If there's a moral here, it's that sex sells. It even sells funny books.
Friday 28 May 2010
Stick a bunch of women on a secluded island, and there's no telling what awesome stuff they will come up with. My bet would have been on shoes, not inorganic and non-metallic transparent flying machines, but what would I know about women?
The speed of sound at sea level is 343 meters per second, or 768 miles per hour. Traveling above the ocean's waves in 1942 in her "silent, invisible plane," Wonder Woman is traveling at speeds approaching Mach 3! The technology of Man wasn't able to reach those speeds until the mid 1950s. In fact, the first pilot to pass Mach 3 was killed in the attempt when he turned too fast and horizontally inverted his plane. That plane, the Bell X-2, had a liquid-fueled rocket engine, not a seemingly simple propeller! What a pilot that wonder woman is!
Friday 7 May 2010
From Seduction of the Innocent, 1954, by Dr. Fredric Wertham:
"Superwoman (Wonder Woman) is always a horror type. She is physically very powerful, tortures men, has her own female following, is the cruel, 'phallic' woman. While she is a frightening figure for boys, she is an undesirable ideal for girls, being the exact opposite of what girls are supposed to want to be."
"The Lesbian counterpart of Batman may be found in the stories of Wonder Woman and Black Cat. The homosexual notation of the Wonder Woman type of story is psychologically unmistakable.... Wonder Woman has her own female following. They are all continuously being threatened, captured, almost put to death. there is a great deal of mutual rescuing, the same type of rescue fantasies as in Batman. Her followers are the 'Holliday girls,' i.e., the holiday girls, the gay party girls, the gay girls. Wonder Woman refers to them as 'my girls.'"
Fuck the internet. From now on, I'm only reading old Wonder Woman comics!
Tuesday 15 July 2008
I was discussing Wonder Woman with my companions over dinner last night (I was promoting Wonder Woman as a movie franchise possibility), and none of us could figure out why she had an invisible plane. So I looked into it. The answer: She needed to fly a wounded Steve Trevor back to Washington D.C. from Paradise Island in Sensation Comics #1, so she took a propeller-driven plane.
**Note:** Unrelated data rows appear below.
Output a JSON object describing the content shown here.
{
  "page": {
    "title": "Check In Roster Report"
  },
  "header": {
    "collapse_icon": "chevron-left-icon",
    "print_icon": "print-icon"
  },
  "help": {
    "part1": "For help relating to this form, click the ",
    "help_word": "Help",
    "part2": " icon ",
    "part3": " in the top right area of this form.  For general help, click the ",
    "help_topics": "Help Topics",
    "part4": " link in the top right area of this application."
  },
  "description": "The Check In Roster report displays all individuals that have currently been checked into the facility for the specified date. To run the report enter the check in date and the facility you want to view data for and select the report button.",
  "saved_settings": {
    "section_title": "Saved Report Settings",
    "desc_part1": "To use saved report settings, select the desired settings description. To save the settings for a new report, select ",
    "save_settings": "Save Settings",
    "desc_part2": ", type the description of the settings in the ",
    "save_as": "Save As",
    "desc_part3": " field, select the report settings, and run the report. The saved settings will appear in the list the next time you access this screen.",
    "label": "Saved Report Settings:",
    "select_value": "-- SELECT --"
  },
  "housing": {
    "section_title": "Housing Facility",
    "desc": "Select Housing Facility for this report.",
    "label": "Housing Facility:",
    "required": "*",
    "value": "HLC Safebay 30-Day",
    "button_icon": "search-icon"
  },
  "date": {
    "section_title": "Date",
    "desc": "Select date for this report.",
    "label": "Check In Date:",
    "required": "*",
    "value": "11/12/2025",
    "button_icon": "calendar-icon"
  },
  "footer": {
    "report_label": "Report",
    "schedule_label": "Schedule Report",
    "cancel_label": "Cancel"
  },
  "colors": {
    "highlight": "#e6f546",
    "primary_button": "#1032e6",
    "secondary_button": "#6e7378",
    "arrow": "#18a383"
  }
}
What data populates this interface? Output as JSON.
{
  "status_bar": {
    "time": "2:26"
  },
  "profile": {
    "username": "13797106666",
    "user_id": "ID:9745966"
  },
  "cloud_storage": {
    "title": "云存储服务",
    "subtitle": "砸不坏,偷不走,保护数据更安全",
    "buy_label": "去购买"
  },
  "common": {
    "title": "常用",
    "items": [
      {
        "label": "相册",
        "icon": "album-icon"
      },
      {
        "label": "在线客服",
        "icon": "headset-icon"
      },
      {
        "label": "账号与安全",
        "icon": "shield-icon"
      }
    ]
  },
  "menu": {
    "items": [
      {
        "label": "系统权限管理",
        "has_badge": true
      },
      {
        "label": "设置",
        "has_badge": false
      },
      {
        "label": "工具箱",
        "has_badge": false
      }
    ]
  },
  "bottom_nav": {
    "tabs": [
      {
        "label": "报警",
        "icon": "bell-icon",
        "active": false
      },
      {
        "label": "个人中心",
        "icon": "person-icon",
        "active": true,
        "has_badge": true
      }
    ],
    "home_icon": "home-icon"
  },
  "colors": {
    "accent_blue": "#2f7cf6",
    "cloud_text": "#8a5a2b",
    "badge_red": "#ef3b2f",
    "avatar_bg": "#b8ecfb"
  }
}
It just so happend to be invisible.
Why was the plane invisible? Probably so that it couldn't be seen. After all, it was 1942 and there was a war on. Internationally, soldiers and civilians alike were armed with silhouette cards and told to stare skyward to identify incoming enemy fighters. A plane flying over America's capital would no doubt cause an alarm, yet perhaps a flying woman and her comatose patient would be harder to spot. (But would no doubt also raise quite an alarm if spotted.) When she stayed in America (presumably suffering from the hideous Nightingale Effect), Wonder Woman simply kept the plane. And the rest is pop culture history.
Now, why, you ask, would the immortal Amazons of Grecian myth inhabiting Paradise Island have an invisible plane handy? Well, loyal reader, that's exactly the sort of question that you aren't supposed to ask about the "physics-optional" environment of super hero comic books (where men can vibrate their molecules to penetrate the fabric of space-time, shrink themselves with material found in white dwarf stars, and drink cola that gives them the ability to deform their body like Silly-Putty). If the "why"s are the sort of questions that keeps your mind occupied while reading these stories, may I recommend romance comics? They tend to be much more straightforward.
See? Nothing inexplicable there. (For the whole story, rush to your local newsstand in 1952 and pick up a copy of Glamorous Romances for one shiny dime. No time machine? Already spent your dime on .025 gallons of gas or .0000025 grams of Plutonium?Then visit here. Your mileage per gigawatt may vary.)